Markethill High School has been dubbed the “poor relation” in its campaign for a new-build after once again missing out on funding.
And there has been a stark warning that the situation within education could get worse before it gets any better.
The situation in Markethill, it has been claimed, highlights the “neglect of the controlled sector going back generations”.
Just last month it was revealed that four County Armagh schools were in line for new-build capital developments.
St Catherine’s College, Portadown College, Killicomaine Junior High School and St Paul’s High School in Bessbrook were all identified by Education Minister Michelle McIlveen to benefit.
They were among 28 schools across Northern Ireland named as securing a share in a pot of a whopping £794m – an average of £28million per school.
But Markethill High School, despite much-publicised campaigning and lobbying over the years, did not make the list.
TUV candidate Keith Ratcliffe and party leader Jim Allister recently visited the school and met with principal Colin Berry, with the need for a new-build among the issues discussed.
Markethill High was built in 1959 with the intention of accommodating 200 pupils. There are currently 503 pupils on the roll books and no less than eight mobiles are being employed to house the children.
The situation, according to Mr Ratcliffe, is simply not good enough.
“Some of the mobiles are extremely old and quite frankly the school needs a rebuild,” he said.
“In spite of these challenges, the school continues to excel with above average results, a dedicated staff and pupils who clearly are inspired to achieve their true potential.
“Sadly, however, when it comes to funding schools like Markethill have been the poor relation when it comes to funding for far too long.
“One has only to contrast the state of this school with that of St Joseph’s in Crossmaglen which was awarded £19.6 million in recent years.
“With Northern Ireland heading to the ballot box in a few short weeks many are questioning if Stormont is truly delivering for our schools. I would suggest the evidence shows it is not.

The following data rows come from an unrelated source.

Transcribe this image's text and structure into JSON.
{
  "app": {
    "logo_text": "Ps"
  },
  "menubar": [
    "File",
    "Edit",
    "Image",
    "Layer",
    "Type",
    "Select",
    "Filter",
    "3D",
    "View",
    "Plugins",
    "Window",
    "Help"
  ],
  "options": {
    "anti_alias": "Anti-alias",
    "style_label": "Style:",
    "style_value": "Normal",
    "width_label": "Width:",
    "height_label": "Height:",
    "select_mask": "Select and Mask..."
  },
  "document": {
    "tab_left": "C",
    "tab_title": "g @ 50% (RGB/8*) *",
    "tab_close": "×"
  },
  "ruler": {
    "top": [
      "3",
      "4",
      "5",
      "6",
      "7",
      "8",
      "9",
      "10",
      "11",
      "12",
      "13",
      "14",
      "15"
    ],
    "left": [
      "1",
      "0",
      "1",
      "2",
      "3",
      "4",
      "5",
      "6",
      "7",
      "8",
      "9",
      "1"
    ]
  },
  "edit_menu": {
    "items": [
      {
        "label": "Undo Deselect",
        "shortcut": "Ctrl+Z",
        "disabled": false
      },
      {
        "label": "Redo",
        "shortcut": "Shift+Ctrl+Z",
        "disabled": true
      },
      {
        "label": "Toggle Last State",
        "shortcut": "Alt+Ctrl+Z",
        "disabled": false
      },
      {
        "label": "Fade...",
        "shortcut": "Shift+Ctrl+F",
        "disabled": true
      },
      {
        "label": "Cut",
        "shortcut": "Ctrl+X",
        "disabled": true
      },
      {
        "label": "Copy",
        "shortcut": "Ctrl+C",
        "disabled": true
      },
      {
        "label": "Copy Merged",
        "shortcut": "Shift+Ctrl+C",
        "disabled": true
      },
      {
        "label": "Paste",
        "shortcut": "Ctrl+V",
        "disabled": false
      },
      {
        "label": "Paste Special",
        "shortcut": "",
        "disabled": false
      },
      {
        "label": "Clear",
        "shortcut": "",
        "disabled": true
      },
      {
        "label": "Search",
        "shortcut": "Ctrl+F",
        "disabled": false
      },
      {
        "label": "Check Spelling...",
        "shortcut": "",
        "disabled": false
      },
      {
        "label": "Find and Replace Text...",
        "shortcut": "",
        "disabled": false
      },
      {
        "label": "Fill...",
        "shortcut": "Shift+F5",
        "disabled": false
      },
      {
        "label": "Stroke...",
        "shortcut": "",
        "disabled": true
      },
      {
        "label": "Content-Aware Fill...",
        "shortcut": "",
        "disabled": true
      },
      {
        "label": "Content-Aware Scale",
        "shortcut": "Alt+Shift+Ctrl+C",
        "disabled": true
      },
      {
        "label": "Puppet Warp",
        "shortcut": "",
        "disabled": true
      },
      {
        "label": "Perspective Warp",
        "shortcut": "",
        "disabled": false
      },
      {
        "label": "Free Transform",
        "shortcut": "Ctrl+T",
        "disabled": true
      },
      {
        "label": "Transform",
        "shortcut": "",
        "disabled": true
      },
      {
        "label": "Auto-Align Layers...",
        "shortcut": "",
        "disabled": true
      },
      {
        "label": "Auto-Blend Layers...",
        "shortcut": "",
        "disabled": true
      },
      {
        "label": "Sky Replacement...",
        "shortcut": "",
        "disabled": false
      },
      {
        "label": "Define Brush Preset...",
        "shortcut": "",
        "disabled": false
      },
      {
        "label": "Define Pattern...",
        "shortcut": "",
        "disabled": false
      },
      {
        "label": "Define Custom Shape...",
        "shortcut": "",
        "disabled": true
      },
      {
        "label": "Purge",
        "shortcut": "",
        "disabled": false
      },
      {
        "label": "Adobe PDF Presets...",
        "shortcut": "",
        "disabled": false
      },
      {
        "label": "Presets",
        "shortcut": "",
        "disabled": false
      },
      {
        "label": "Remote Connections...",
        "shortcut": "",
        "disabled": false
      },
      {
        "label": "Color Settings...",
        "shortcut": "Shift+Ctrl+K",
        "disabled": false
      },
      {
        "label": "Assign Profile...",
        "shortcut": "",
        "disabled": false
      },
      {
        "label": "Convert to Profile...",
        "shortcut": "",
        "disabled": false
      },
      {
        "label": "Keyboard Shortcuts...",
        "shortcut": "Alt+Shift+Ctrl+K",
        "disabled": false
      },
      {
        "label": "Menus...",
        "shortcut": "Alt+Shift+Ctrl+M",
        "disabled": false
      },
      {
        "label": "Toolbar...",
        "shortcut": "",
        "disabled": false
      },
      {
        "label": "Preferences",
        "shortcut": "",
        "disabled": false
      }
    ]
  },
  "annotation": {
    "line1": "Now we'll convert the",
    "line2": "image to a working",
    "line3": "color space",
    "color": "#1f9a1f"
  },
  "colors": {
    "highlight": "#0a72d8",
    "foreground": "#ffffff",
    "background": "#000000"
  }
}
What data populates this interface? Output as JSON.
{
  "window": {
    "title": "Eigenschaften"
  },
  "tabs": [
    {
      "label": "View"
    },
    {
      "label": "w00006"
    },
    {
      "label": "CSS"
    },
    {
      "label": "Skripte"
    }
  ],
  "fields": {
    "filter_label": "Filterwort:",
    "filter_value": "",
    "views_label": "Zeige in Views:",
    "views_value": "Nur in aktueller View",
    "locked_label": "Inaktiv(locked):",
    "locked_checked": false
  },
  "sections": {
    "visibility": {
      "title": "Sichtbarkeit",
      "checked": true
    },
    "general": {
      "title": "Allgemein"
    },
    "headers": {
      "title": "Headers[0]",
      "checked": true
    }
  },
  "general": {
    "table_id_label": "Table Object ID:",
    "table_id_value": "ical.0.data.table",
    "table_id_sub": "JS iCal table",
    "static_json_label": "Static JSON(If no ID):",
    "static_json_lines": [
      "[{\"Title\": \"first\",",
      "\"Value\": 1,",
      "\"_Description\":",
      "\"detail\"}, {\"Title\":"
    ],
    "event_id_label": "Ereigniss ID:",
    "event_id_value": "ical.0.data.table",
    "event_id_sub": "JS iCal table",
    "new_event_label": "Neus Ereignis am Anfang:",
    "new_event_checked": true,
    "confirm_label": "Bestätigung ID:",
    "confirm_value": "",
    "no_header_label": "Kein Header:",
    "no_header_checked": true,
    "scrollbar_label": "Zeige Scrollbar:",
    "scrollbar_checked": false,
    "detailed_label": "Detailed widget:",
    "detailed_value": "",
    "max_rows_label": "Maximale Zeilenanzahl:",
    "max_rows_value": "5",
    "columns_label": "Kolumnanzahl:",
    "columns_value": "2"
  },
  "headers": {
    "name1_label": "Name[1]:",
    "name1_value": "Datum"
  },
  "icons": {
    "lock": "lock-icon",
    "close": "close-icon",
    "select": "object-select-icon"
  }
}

“Indeed, with the recent passage of the Integrated Education Bill the situation for schools like Markethill High looks like it may well get worse before it gets better.”